Stored items from a collection »
◆ ◆ ◆
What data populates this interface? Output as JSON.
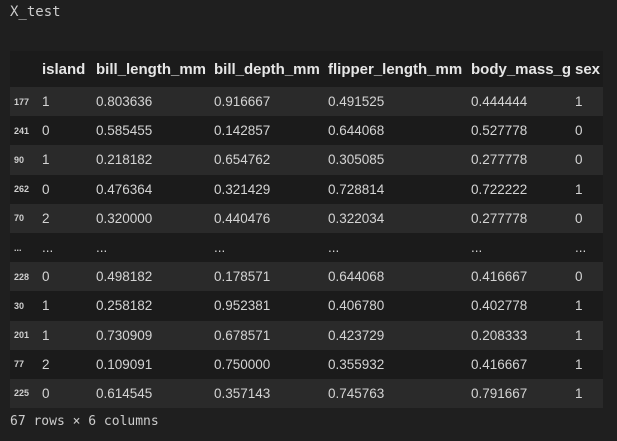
{
  "output_label": "X_test",
  "table": {
    "columns": [
      "",
      "island",
      "bill_length_mm",
      "bill_depth_mm",
      "flipper_length_mm",
      "body_mass_g",
      "sex"
    ],
    "rows": [
      [
        "177",
        "1",
        "0.803636",
        "0.916667",
        "0.491525",
        "0.444444",
        "1"
      ],
      [
        "241",
        "0",
        "0.585455",
        "0.142857",
        "0.644068",
        "0.527778",
        "0"
      ],
      [
        "90",
        "1",
        "0.218182",
        "0.654762",
        "0.305085",
        "0.277778",
        "0"
      ],
      [
        "262",
        "0",
        "0.476364",
        "0.321429",
        "0.728814",
        "0.722222",
        "1"
      ],
      [
        "70",
        "2",
        "0.320000",
        "0.440476",
        "0.322034",
        "0.277778",
        "0"
      ],
      [
        "...",
        "...",
        "...",
        "...",
        "...",
        "...",
        "..."
      ],
      [
        "228",
        "0",
        "0.498182",
        "0.178571",
        "0.644068",
        "0.416667",
        "0"
      ],
      [
        "30",
        "1",
        "0.258182",
        "0.952381",
        "0.406780",
        "0.402778",
        "1"
      ],
      [
        "201",
        "1",
        "0.730909",
        "0.678571",
        "0.423729",
        "0.208333",
        "1"
      ],
      [
        "77",
        "2",
        "0.109091",
        "0.750000",
        "0.355932",
        "0.416667",
        "1"
      ],
      [
        "225",
        "0",
        "0.614545",
        "0.357143",
        "0.745763",
        "0.791667",
        "1"
      ]
    ]
  },
  "summary": "67 rows × 6 columns"
}
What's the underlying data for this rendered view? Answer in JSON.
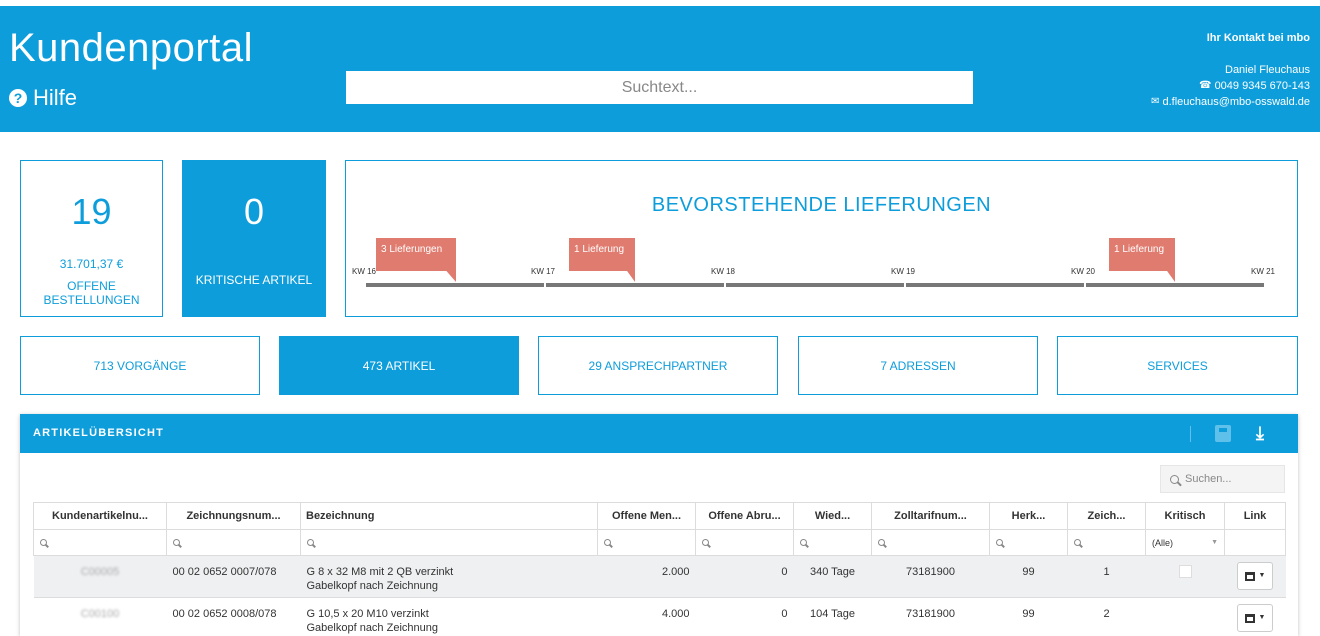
{
  "header": {
    "title": "Kundenportal",
    "help_label": "Hilfe",
    "search_placeholder": "Suchtext...",
    "contact_title": "Ihr Kontakt bei mbo",
    "contact_name": "Daniel Fleuchaus",
    "contact_phone": "0049 9345 670-143",
    "contact_email": "d.fleuchaus@mbo-osswald.de"
  },
  "kpis": {
    "open_orders_count": "19",
    "open_orders_amount": "31.701,37 €",
    "open_orders_label": "OFFENE BESTELLUNGEN",
    "critical_count": "0",
    "critical_label": "KRITISCHE ARTIKEL"
  },
  "deliveries": {
    "title": "BEVORSTEHENDE LIEFERUNGEN",
    "weeks": [
      "KW 16",
      "KW 17",
      "KW 18",
      "KW 19",
      "KW 20",
      "KW 21"
    ],
    "flags": [
      "3 Lieferungen",
      "1 Lieferung",
      "1 Lieferung"
    ]
  },
  "tiles": [
    "713 VORGÄNGE",
    "473 ARTIKEL",
    "29 ANSPRECHPARTNER",
    "7 ADRESSEN",
    "SERVICES"
  ],
  "panel": {
    "title": "ARTIKELÜBERSICHT",
    "search_placeholder": "Suchen...",
    "columns": [
      "Kundenartikelnu...",
      "Zeichnungsnum...",
      "Bezeichnung",
      "Offene Men...",
      "Offene Abru...",
      "Wied...",
      "Zolltarifnum...",
      "Herk...",
      "Zeich...",
      "Kritisch",
      "Link"
    ],
    "filter_all": "(Alle)",
    "rows": [
      {
        "customer_no": "C00005",
        "drawing_no": "00 02 0652 0007/078",
        "desc1": "G 8 x 32 M8 mit 2 QB verzinkt",
        "desc2": "Gabelkopf nach Zeichnung",
        "open_qty": "2.000",
        "open_calls": "0",
        "repl": "340 Tage",
        "tariff": "73181900",
        "origin": "99",
        "drawing_idx": "1"
      },
      {
        "customer_no": "C00100",
        "drawing_no": "00 02 0652 0008/078",
        "desc1": "G 10,5 x 20 M10 verzinkt",
        "desc2": "Gabelkopf nach Zeichnung",
        "open_qty": "4.000",
        "open_calls": "0",
        "repl": "104 Tage",
        "tariff": "73181900",
        "origin": "99",
        "drawing_idx": "2"
      }
    ]
  },
  "colors": {
    "primary": "#0d9ddb",
    "flag": "#e07b6f"
  }
}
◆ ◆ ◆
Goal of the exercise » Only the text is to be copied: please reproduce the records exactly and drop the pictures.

Output of the task »
What data populates this interface? Output as JSON.
{
  "output_label": "X_test",
  "table": {
    "columns": [
      "",
      "island",
      "bill_length_mm",
      "bill_depth_mm",
      "flipper_length_mm",
      "body_mass_g",
      "sex"
    ],
    "rows": [
      [
        "177",
        "1",
        "0.803636",
        "0.916667",
        "0.491525",
        "0.444444",
        "1"
      ],
      [
        "241",
        "0",
        "0.585455",
        "0.142857",
        "0.644068",
        "0.527778",
        "0"
      ],
      [
        "90",
        "1",
        "0.218182",
        "0.654762",
        "0.305085",
        "0.277778",
        "0"
      ],
      [
        "262",
        "0",
        "0.476364",
        "0.321429",
        "0.728814",
        "0.722222",
        "1"
      ],
      [
        "70",
        "2",
        "0.320000",
        "0.440476",
        "0.322034",
        "0.277778",
        "0"
      ],
      [
        "...",
        "...",
        "...",
        "...",
        "...",
        "...",
        "..."
      ],
      [
        "228",
        "0",
        "0.498182",
        "0.178571",
        "0.644068",
        "0.416667",
        "0"
      ],
      [
        "30",
        "1",
        "0.258182",
        "0.952381",
        "0.406780",
        "0.402778",
        "1"
      ],
      [
        "201",
        "1",
        "0.730909",
        "0.678571",
        "0.423729",
        "0.208333",
        "1"
      ],
      [
        "77",
        "2",
        "0.109091",
        "0.750000",
        "0.355932",
        "0.416667",
        "1"
      ],
      [
        "225",
        "0",
        "0.614545",
        "0.357143",
        "0.745763",
        "0.791667",
        "1"
      ]
    ]
  },
  "summary": "67 rows × 6 columns"
}
What's the underlying data for this rendered view? Answer in JSON.
{
  "header": {
    "title": "Kundenportal",
    "help_label": "Hilfe",
    "search_placeholder": "Suchtext...",
    "contact_title": "Ihr Kontakt bei mbo",
    "contact_name": "Daniel Fleuchaus",
    "contact_phone": "0049 9345 670-143",
    "contact_email": "d.fleuchaus@mbo-osswald.de"
  },
  "kpis": {
    "open_orders_count": "19",
    "open_orders_amount": "31.701,37 €",
    "open_orders_label": "OFFENE BESTELLUNGEN",
    "critical_count": "0",
    "critical_label": "KRITISCHE ARTIKEL"
  },
  "deliveries": {
    "title": "BEVORSTEHENDE LIEFERUNGEN",
    "weeks": [
      "KW 16",
      "KW 17",
      "KW 18",
      "KW 19",
      "KW 20",
      "KW 21"
    ],
    "flags": [
      "3 Lieferungen",
      "1 Lieferung",
      "1 Lieferung"
    ]
  },
  "tiles": [
    "713 VORGÄNGE",
    "473 ARTIKEL",
    "29 ANSPRECHPARTNER",
    "7 ADRESSEN",
    "SERVICES"
  ],
  "panel": {
    "title": "ARTIKELÜBERSICHT",
    "search_placeholder": "Suchen...",
    "columns": [
      "Kundenartikelnu...",
      "Zeichnungsnum...",
      "Bezeichnung",
      "Offene Men...",
      "Offene Abru...",
      "Wied...",
      "Zolltarifnum...",
      "Herk...",
      "Zeich...",
      "Kritisch",
      "Link"
    ],
    "filter_all": "(Alle)",
    "rows": [
      {
        "customer_no": "C00005",
        "drawing_no": "00 02 0652 0007/078",
        "desc1": "G 8 x 32 M8 mit 2 QB verzinkt",
        "desc2": "Gabelkopf nach Zeichnung",
        "open_qty": "2.000",
        "open_calls": "0",
        "repl": "340 Tage",
        "tariff": "73181900",
        "origin": "99",
        "drawing_idx": "1"
      },
      {
        "customer_no": "C00100",
        "drawing_no": "00 02 0652 0008/078",
        "desc1": "G 10,5 x 20 M10 verzinkt",
        "desc2": "Gabelkopf nach Zeichnung",
        "open_qty": "4.000",
        "open_calls": "0",
        "repl": "104 Tage",
        "tariff": "73181900",
        "origin": "99",
        "drawing_idx": "2"
      }
    ]
  },
  "colors": {
    "primary": "#0d9ddb",
    "flag": "#e07b6f"
  }
}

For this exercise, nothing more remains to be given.